Why PSTN/ISDN customers are switching to VoIP and why they’re not

Earlier technology, PSTN (Public Switched Telephone Network) is the standard telephony set up for small businesses, with ISDN (Intergrated Services Digital Network) delivering digital lines for larger businesses. Thanks to bigger and better data capabilities, businesses are now embracing VoIP, aka the “Voice Over Internet Protocol” – the flexible phone system that allows you to make calls over your internet connection.

Why are businesses moving to VoIP?

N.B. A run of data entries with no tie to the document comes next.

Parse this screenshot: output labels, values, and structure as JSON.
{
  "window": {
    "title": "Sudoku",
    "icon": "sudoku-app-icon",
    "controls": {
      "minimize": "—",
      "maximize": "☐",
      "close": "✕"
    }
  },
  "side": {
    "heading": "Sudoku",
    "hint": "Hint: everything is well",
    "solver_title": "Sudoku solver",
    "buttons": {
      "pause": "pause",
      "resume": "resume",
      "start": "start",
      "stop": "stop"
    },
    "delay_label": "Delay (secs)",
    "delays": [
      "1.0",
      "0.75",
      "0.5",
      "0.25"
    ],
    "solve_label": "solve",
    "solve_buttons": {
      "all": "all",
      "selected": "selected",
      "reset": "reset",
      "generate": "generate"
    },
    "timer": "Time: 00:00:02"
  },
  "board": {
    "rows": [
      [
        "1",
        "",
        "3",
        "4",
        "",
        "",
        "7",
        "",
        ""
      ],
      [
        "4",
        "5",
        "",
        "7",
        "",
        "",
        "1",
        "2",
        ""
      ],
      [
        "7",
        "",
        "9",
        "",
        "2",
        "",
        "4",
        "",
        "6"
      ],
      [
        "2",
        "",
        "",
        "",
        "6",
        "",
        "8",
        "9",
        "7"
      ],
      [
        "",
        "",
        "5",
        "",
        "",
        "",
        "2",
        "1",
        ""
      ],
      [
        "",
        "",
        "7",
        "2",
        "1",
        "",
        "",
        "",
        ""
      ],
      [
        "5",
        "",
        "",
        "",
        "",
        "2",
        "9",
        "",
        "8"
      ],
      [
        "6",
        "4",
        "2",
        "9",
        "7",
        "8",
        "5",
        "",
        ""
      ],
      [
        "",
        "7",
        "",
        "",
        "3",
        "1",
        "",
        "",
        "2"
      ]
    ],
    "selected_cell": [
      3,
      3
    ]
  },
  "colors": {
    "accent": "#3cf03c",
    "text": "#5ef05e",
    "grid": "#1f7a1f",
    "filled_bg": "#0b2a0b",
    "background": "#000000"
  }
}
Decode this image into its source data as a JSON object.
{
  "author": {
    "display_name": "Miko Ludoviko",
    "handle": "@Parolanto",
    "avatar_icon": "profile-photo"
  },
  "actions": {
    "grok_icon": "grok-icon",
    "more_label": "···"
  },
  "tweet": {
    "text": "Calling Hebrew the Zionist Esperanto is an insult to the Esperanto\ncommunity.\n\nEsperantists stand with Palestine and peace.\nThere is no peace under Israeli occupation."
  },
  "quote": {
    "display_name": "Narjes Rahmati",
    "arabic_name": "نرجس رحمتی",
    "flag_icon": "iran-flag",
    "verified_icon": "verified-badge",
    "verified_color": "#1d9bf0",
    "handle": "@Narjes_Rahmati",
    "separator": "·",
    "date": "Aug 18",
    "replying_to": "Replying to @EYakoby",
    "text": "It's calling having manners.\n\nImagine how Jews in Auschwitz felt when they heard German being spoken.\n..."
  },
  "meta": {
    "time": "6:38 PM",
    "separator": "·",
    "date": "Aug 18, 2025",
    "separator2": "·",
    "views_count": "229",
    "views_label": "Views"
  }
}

VoIP has the ability to cut monthly costs associated with multiple PSTN/ISDN lines, as a VoIP system requires just one line with an internet connection. Only a single network is needed to carry both your voice and data, whilst storage space and equipment costs associated with traditional systems are diminished. Scaling up or down is easy, you can add a line as soon as you add a new employee, and when an employee leaves, you can easily reassign or remove the line. Ensuring you always have the right number of phone lines for your needs. In contrast, ISDN can hinder growth plans and/or adjustments to staff turnover as it cannot be easily expanded to accommodate for new users and carries the costs of installation and downtime if you choose to move offices.

With VoIP, you can take advantage of inexpensive international calls and long distance calls and gain the ability to make and receive calls anywhere with an internet (or 3G/4G) connection. This dramatically increases your flexibility and addresses the issue of ‘service interruptions’ better than any traditional PSTN or ISDN solution could.

Why would a business stick to PSTN/ISDN?

Having voice and data on one connection can also be problematic if the implementation has not been scoped properly. If there’s not enough bandwidth available, for example, then your call quality could be very poor, making calls extremely difficult to understand and, of course, having a negative impact on your brand.  However, Voice can be prioritised over data traffic and concerns over poor call quality are therefore due to poor implementation rather than the technology itself and can be solved by using an experienced telecoms provider with VoIP expertise. Secondly, when VoIP first arrived, it was a time of dial-up connections and VoIP was associated with poor audio quality and dropped calls. In light of the increased availability of broadband Ethernet services, however, this is no longer a problem and VoIP is often the most popular option, despite the misconception still held by some businesses.

The future of telephony

In line with current progressions in VoIP technology, the British Multinational Telecommunications giant, BT, will switch off ISDN lines in 2025, with purchases discontinued as of 2020. In light of the upcoming switch off, we are offering a free VoIP system for customers who choose CMM to progress to VoIP*. You can find more information here!  At CMM, our UK based team provide free set up and support before, during and after the sale, starting with your free audit and quote.

Terms and conditions
*Minimum 3 year contract 
*Broadband connection must be through CMM